The .400 H&H Magnum is a modern rifle cartridge designed for the hunting large and dangerous game animals. The cartridge would be legal in countries which require a .400 minimum caliber for the hunting of dangerous game.[2] It was engineered to provide dependable reliability in a tropical environment. The gradual tapering and moderate shoulder of the cartridge provides for reliable feeding and extraction of the cartridge.

Specifications of interest to reloaders include a standard magnum rim diameter of .532". Overall case length is 2.85" (the same as the .375 case), and the cartridge overall length is 3.50". Bullet diameter is .411" and factory loaded bullets are to be supplied by Woodleigh of Australia. These will be the same 400 grain Premium solid and Weldcore soft point bullets sold to reloaders and used in .450/400 NE factory loads. In addition, Hornady offers a 300 grain .411" Interlock bullet to reloaders. This bullet is intended for the .405 Winchester, and with moderate reloads it should be quite suitable for North American CXP3 game in the .400 H&H. And one could probably use .410" jacketed pistol bullets intended for the .41 Magnum revolver cartridge for low velocity, low recoil practice loads.[3]


The .400 H&H Magnum is in the same class as the .416 Rigby and the .416 Remington Magnum with the arguably slight advantage of better sectional density given bullet of equal weight. The typical 400-grain (26 g) bullet will have a sectional density of .338 for the .400 H&H Magnum vs. .330 for the .416 caliber cartridges.
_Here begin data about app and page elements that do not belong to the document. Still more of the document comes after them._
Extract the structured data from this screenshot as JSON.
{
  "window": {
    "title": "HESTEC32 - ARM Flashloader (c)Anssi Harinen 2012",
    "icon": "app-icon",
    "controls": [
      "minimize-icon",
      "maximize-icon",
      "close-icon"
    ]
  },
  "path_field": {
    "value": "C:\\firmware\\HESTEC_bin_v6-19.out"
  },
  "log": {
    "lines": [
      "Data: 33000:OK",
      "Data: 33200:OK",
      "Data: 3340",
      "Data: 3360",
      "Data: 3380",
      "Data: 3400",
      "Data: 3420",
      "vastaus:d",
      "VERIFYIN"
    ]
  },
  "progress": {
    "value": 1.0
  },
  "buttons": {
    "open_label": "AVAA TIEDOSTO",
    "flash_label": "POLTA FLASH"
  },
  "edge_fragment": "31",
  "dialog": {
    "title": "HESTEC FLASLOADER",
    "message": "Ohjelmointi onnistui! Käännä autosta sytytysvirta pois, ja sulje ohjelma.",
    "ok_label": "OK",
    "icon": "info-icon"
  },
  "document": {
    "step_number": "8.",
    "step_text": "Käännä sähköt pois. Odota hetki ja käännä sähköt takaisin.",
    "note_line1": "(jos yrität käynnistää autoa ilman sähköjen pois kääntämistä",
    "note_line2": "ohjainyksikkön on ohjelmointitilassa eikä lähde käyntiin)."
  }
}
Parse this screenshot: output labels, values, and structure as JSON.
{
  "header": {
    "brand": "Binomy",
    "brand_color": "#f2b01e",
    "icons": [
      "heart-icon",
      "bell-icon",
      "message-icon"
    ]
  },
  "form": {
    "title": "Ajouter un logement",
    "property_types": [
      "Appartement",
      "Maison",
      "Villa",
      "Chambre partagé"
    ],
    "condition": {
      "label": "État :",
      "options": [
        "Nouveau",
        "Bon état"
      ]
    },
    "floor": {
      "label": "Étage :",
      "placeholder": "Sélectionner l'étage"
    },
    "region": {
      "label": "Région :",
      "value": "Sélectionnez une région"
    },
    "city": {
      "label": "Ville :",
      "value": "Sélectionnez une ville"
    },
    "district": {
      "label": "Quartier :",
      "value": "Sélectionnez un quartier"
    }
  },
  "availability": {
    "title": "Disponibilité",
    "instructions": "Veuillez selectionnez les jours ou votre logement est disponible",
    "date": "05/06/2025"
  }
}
The .400 H&H Magnum shares the same caliber with several .400 cartridges from the turn of the 20th century such as the .400 Jeffery Nitro Express, the 405 Winchester and the series of .450/400 cartridges.

Brass stock is available from Quality Cartridge. As of 2012 Holland & Holland and Mauser produce rifles of this caliber in Europe and Dakota Arms is the sole manufacturer of this rifle in the United States. Dakota Arms custom manufactures this caliber in their Model 97 Safari series. Bullets are available from different manufacturers such as Barnes, Hornady, Woodleigh and Kynoch.In 2010.

See also[edit]


  1. ^ Chuckhawks .400 H&H page
  2. ^ a b Barnes, Frank C. (2006) [1965]. Skinner, Stan, ed. Cartridges of the World (11th ed.). Gun Digest Books. p. 393. ISBN 0-89689-297-2.
  3. ^ Hawks, Chuck. "First Look: The .400 H&H Magnum Belted Rimless". Chuck Hawks. Retrieved 29 August 2010.

External links[edit]